Copyright – examinations
Use of copyright materials
The use of copyright materials in examination papers, e.g. the edited extracts in the Diploma in Translation, is permissible in the preparation of examination papers conditional upon the inclusion of a suitable acknowledgement of the source (e.g. name of the copyright holder) in addition to an indication of whether the extract is in full or edited. Copyright is not breached whether examination papers are distributed/issued as paper copies, or electronic versions, as long as this is done solely "for the purposes of an examination".
This is supported by section 32(3) of the copyright Design and Patents Act 1988:
"Copyright is not infringed by anything done for the purposes of an examination by way of setting the questions, communicating the questions to the Candidates or answering the questions, provided that the questions are accompanied by a sufficient acknowledgement."
Once the timeframe of a 'live examination' is over, papers cannot and should not be kept, reproduced or distributed further unless the consent of the copyright holder has been sought.

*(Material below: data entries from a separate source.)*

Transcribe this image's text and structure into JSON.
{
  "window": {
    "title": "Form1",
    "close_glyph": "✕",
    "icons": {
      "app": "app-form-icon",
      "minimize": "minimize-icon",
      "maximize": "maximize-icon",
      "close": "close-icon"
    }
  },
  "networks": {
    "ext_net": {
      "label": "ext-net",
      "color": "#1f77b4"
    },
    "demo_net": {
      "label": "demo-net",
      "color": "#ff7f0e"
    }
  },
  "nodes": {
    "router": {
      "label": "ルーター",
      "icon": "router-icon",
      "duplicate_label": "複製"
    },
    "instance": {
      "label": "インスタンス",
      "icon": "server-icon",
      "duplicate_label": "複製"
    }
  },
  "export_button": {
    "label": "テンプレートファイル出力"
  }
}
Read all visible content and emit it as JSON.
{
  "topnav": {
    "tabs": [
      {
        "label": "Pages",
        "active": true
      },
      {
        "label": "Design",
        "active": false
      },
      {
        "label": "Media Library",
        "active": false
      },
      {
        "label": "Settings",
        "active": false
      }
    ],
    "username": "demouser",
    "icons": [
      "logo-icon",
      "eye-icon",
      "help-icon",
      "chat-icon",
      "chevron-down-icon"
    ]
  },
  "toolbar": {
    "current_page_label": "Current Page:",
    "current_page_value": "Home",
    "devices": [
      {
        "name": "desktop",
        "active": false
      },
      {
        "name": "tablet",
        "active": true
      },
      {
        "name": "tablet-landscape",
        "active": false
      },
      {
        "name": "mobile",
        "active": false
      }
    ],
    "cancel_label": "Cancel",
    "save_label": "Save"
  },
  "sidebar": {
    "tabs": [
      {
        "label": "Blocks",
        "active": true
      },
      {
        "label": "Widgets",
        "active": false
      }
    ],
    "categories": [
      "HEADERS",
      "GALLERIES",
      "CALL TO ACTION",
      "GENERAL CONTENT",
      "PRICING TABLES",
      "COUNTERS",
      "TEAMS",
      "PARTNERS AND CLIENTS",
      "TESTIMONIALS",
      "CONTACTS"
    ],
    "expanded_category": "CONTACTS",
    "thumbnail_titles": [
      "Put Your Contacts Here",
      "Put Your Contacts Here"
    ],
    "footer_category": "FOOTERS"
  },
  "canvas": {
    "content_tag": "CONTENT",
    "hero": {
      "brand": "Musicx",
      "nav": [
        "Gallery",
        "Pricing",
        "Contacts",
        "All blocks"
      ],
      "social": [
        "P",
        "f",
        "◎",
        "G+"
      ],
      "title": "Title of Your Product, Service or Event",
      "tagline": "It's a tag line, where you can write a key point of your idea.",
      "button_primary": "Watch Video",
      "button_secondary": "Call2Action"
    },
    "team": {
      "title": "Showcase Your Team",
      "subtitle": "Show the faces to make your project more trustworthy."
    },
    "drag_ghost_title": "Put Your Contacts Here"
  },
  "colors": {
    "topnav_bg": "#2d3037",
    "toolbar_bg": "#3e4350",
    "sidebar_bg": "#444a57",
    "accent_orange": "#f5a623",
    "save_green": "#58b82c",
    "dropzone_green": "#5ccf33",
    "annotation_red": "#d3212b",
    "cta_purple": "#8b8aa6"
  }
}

For IoLET, this means that for any examination with papers containing material under the copyright exemption clause quoted above:
- Papers must not be retained by candidates at the end of the examination
- Centres must be advised that papers cannot be reproduced or reused after the examination and that all papers, including spares, should be collected and destroyed at the end of an examination
- Candidates who receive an examination paper as part of an appeal process (e.g. re-mark) should be requested to destroy the paper at the closure of the appeal
- Past papers should not be reproduced for any other purpose, given to, or sold to prospective candidates
The copyright of any examination or other material created by a PAYE employee automatically rests with IoLET. However, the copyright of any such material created by a freelancer or consultant rests with the creator unless specifically assigned to IoLET. Staff commissioning examination (e.g. oral scenarios) or other material from freelancers or consultants must ensure that the copyright of the material is assigned to IoLET at the commissioning stage.
For IoLET, this means that:
Commissioning letters, contracts or equivalent should include a clause in which the creator agrees specifically to assign the copyright of any materials produced to IoLET
IoLET will review information contained in this policy and its associated procedures annually, as part of our self-evaluation arrangements, and revise it as and when necessary in response to stakeholder or regulatory feedback.